Transdisciplinary Research Methods in Experimental Architecture
Join us for Transdisciplinary Research Methods in Experimental Architecture, a free public lecture by Rachel Armstrong and Rolf Hughes. Introduced by Shane Murray.
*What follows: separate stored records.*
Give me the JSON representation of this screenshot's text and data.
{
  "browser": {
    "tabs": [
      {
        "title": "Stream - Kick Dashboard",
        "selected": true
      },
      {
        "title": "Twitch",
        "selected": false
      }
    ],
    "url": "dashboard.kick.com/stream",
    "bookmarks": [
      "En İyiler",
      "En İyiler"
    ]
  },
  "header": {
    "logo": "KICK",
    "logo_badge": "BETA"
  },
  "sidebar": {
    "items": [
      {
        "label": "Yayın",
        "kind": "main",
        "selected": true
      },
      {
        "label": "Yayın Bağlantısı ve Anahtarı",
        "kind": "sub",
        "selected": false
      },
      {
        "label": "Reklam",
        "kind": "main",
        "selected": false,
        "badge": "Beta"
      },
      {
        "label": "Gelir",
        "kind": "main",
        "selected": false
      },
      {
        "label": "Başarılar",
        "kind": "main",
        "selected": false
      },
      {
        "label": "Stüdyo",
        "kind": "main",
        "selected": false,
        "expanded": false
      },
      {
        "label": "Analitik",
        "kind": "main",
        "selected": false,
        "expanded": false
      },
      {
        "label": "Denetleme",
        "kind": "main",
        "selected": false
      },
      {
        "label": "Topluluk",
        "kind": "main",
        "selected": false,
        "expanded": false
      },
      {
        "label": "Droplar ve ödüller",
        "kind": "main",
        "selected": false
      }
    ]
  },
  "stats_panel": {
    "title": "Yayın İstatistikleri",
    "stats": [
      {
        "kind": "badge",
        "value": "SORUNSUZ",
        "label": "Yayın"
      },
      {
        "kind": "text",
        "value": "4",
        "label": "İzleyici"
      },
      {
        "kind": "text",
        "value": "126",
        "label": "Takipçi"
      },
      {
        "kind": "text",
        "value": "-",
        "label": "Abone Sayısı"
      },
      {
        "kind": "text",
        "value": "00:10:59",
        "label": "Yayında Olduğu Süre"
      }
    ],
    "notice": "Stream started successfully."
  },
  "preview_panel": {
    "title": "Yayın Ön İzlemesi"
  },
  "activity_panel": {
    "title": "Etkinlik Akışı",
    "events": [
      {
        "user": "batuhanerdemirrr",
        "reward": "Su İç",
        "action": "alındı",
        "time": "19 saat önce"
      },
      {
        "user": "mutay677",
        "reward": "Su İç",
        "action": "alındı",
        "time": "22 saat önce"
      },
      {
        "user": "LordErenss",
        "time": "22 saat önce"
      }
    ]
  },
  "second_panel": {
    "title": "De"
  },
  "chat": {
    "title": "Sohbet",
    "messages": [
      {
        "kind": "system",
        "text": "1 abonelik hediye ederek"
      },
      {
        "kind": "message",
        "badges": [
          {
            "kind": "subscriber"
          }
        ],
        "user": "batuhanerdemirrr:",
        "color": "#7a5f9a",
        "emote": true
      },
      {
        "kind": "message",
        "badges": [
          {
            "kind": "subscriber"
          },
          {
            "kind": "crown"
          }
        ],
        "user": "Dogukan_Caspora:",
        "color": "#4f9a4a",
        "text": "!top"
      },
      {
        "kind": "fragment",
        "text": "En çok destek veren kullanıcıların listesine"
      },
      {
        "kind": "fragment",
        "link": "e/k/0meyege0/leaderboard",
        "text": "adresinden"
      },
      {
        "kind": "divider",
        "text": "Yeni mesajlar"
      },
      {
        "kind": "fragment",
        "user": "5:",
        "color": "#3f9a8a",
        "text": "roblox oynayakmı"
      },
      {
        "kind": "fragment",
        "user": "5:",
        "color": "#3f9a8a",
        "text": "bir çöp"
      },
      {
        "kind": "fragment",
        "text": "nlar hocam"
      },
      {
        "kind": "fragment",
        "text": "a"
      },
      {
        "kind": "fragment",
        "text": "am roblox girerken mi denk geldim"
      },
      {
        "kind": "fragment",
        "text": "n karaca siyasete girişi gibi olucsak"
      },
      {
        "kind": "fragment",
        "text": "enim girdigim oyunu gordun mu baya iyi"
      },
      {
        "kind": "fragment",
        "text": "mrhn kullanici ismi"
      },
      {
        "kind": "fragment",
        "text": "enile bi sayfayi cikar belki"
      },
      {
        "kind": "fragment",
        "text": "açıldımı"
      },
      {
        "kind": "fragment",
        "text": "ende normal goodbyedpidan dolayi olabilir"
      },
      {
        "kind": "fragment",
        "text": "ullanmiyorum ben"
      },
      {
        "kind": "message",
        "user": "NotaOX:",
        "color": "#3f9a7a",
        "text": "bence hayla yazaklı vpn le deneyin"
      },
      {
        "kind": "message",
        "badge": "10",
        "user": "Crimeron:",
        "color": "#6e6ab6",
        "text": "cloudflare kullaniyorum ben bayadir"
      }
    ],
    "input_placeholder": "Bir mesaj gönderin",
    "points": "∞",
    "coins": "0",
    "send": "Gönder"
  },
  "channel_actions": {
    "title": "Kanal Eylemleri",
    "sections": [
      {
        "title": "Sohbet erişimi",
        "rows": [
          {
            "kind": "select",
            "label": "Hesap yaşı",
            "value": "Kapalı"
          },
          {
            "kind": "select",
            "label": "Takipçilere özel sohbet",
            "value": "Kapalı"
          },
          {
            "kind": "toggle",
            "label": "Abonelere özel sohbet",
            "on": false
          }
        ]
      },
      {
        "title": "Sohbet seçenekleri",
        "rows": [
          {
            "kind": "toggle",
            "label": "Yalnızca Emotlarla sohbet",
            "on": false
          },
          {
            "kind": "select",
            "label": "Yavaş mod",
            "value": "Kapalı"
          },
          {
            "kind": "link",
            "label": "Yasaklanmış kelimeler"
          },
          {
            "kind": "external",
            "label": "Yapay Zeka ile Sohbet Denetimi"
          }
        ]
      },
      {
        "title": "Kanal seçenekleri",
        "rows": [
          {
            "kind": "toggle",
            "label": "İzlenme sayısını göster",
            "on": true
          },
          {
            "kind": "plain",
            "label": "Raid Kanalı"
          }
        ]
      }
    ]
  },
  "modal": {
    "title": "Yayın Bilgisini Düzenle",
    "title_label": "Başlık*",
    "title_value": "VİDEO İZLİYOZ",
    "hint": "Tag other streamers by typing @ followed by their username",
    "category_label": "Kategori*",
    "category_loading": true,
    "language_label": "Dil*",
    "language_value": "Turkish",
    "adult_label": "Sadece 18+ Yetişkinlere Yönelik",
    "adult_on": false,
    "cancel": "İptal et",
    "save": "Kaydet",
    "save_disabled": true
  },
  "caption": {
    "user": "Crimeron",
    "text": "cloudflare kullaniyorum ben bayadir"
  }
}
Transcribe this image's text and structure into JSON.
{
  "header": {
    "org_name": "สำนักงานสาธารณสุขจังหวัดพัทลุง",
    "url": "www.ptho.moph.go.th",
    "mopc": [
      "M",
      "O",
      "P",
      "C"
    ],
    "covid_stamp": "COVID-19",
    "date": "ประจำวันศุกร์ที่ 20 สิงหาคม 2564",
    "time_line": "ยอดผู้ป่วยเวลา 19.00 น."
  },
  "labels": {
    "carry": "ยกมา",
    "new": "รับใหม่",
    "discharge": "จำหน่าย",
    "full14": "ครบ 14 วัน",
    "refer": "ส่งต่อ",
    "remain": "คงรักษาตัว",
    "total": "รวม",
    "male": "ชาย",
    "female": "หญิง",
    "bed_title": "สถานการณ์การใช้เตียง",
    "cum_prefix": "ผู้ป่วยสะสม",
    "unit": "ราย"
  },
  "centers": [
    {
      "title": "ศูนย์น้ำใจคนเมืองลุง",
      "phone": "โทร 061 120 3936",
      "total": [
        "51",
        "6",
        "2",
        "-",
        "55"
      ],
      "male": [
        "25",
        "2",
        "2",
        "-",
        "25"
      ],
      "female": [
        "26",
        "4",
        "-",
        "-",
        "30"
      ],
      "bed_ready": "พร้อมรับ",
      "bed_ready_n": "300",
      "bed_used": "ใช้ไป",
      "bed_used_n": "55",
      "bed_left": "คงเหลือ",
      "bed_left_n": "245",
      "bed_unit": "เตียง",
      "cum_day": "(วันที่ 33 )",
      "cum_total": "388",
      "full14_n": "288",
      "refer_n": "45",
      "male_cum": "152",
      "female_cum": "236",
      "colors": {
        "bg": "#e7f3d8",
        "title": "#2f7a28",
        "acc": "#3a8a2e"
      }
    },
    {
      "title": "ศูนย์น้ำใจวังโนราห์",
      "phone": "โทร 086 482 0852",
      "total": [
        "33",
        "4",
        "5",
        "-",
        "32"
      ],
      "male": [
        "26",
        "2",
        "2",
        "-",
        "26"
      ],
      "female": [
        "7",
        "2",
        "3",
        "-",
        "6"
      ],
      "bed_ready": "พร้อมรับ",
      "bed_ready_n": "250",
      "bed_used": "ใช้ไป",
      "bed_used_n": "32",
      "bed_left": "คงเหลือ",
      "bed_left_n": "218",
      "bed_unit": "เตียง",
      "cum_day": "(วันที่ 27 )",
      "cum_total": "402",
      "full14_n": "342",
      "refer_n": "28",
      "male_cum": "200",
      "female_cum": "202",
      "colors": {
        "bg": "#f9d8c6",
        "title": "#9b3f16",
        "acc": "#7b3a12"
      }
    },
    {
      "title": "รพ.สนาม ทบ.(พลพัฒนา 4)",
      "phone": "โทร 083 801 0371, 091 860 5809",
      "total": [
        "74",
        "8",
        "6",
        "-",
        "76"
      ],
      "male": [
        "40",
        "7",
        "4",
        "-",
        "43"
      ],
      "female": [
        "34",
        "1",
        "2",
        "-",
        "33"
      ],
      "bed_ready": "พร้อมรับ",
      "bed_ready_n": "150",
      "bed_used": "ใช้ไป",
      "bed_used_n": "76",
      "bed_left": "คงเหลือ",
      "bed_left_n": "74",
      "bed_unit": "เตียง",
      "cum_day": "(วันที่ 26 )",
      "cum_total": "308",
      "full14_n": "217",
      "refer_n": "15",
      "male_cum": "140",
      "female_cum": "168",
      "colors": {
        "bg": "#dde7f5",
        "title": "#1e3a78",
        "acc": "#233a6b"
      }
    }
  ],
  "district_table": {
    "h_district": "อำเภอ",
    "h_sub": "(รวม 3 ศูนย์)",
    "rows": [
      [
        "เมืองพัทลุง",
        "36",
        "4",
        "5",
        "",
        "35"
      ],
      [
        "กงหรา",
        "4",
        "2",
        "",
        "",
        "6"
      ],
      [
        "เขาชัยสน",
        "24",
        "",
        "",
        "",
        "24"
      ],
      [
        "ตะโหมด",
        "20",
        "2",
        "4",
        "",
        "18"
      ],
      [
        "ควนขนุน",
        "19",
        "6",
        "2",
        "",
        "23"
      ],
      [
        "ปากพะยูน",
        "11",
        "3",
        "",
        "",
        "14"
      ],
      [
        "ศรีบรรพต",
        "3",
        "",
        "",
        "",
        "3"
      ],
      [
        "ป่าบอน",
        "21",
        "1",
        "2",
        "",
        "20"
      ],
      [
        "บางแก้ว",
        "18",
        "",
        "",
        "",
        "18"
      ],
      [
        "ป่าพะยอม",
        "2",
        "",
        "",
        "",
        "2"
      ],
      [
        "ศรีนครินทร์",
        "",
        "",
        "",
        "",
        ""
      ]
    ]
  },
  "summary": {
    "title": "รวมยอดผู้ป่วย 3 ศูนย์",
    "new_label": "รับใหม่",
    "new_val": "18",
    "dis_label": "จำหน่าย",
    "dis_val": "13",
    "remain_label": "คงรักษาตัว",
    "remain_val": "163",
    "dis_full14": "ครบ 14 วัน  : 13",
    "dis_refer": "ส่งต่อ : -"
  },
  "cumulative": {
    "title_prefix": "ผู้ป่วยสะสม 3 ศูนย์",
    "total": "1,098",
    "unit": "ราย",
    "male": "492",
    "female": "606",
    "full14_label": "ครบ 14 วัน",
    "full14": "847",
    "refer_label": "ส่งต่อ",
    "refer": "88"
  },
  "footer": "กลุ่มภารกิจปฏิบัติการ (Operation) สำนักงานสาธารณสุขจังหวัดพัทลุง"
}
Experimental architecture is a transdisciplinary research practice that asks what architecture ‘could be’. Its robust research questions require the development of specific languages, experiments, materials, technical instruments and assessment apparatuses, capable of responding to the various contexts and audiences for each project. In this talk we will focus on the specific method of monstering, which is implicit in radical architectural change. It is a specific example of research practice in experimental architecture that combines the production of values with radical transdisciplinarity. Monsters embody the unknown and uncontrollable aspects of the world and no matter how prepared we think we are for them, they will always exist in our blind spots. Bringing extremes of being and form into a coherent focus, monstering is a research practice that generates qualitatively new encounters in the choreography of space and its inhabitation. Recognising the innate weirding within the material realm that is capable of invoking uncanny, supernatural, or unearthly encounters, monstering considers ‘other’ bodies and the kinds of spaces that are haunted by them as an architectural tactic that draws attention to existing preferences, conventions, and habits. Seeking to broaden notions of community by embracing the whole community of life beyond humans, it expands the toolset for design.